- **MATERIAL FOR THIS TASK**
____

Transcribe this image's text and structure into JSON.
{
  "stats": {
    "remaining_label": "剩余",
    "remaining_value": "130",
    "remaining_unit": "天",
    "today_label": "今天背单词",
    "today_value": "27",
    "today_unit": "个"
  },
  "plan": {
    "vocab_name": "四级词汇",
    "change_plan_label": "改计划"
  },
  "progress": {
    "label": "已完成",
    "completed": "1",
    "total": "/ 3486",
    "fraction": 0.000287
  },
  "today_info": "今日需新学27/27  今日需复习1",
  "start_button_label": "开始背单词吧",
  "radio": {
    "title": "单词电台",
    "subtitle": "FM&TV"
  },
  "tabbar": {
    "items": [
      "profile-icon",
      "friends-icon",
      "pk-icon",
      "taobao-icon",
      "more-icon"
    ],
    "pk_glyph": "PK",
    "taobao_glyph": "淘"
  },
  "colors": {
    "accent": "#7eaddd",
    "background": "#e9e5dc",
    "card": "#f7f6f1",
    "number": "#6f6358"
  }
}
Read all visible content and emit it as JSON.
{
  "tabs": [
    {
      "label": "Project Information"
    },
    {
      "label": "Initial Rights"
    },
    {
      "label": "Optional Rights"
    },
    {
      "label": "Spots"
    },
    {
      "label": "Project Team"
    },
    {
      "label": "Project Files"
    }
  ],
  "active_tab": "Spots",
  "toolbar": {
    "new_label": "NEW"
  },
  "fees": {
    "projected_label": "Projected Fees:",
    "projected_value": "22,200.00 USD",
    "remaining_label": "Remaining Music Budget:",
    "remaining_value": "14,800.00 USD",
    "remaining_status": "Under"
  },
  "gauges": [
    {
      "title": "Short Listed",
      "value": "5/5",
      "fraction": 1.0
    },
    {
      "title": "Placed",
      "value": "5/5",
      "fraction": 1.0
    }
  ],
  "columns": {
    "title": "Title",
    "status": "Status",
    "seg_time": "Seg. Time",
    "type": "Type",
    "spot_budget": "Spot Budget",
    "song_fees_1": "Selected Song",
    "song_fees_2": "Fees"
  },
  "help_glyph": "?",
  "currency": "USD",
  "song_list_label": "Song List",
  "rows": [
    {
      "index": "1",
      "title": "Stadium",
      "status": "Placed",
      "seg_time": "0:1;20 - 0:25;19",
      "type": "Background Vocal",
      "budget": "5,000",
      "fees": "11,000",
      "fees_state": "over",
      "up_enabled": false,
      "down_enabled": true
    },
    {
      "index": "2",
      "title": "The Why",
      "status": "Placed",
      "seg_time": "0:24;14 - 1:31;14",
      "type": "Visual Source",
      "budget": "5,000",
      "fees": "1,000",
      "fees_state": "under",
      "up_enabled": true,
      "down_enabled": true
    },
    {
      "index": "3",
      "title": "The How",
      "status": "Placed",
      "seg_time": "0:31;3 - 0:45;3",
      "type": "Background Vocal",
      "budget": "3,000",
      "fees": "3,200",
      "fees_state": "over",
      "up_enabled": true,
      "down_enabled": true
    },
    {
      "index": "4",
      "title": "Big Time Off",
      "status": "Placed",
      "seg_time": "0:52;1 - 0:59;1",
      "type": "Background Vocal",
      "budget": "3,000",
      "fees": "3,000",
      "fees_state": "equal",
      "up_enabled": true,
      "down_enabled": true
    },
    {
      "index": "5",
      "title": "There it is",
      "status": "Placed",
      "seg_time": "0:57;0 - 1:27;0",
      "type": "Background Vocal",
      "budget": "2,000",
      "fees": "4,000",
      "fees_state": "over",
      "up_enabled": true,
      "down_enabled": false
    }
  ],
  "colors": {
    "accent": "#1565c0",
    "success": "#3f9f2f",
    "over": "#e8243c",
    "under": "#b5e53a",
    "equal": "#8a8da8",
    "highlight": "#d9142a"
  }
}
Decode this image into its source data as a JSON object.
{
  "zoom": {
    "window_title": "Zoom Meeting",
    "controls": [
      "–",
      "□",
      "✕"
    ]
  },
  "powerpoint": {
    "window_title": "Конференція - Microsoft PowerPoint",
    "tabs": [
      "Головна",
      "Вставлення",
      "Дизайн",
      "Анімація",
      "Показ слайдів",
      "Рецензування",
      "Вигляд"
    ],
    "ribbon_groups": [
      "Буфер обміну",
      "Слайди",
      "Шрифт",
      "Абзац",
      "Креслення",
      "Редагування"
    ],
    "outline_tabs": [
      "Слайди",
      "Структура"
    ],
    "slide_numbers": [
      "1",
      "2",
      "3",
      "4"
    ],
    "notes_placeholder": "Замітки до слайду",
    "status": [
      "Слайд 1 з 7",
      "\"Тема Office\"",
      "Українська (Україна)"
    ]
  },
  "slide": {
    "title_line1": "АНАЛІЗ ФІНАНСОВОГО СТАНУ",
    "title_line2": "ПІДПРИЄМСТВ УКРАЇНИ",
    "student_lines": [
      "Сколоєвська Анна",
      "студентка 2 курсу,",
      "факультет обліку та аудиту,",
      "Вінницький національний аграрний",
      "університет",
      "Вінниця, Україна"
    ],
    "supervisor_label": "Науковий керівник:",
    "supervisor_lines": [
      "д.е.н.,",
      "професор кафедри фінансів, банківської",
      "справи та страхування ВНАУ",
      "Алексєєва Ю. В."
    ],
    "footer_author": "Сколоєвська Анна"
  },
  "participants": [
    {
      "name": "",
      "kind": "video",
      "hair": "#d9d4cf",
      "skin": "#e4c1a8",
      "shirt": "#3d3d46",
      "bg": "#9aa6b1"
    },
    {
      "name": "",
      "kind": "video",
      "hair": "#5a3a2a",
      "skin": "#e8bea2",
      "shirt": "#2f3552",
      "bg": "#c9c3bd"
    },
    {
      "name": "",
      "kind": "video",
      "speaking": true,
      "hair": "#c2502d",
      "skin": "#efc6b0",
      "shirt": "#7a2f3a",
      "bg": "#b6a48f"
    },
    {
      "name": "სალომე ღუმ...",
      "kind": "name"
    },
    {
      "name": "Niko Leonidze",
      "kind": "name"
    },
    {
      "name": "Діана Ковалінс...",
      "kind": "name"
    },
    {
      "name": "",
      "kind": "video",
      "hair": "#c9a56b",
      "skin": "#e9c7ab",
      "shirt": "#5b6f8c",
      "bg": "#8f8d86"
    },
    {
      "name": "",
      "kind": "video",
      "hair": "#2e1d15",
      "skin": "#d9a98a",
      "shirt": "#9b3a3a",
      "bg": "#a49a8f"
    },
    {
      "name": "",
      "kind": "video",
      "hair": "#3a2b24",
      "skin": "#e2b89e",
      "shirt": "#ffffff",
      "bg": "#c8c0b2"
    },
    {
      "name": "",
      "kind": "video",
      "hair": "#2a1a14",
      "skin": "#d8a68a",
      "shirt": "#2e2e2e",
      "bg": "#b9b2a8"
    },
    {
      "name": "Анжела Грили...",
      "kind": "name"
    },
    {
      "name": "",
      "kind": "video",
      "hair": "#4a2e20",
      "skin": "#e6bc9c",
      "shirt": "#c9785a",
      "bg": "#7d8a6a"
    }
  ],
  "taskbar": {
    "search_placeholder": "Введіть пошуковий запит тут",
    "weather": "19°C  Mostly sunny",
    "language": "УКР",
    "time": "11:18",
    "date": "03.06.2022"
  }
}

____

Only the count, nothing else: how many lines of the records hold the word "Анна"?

- **SOLUTION FOR THIS EXERCISE**
2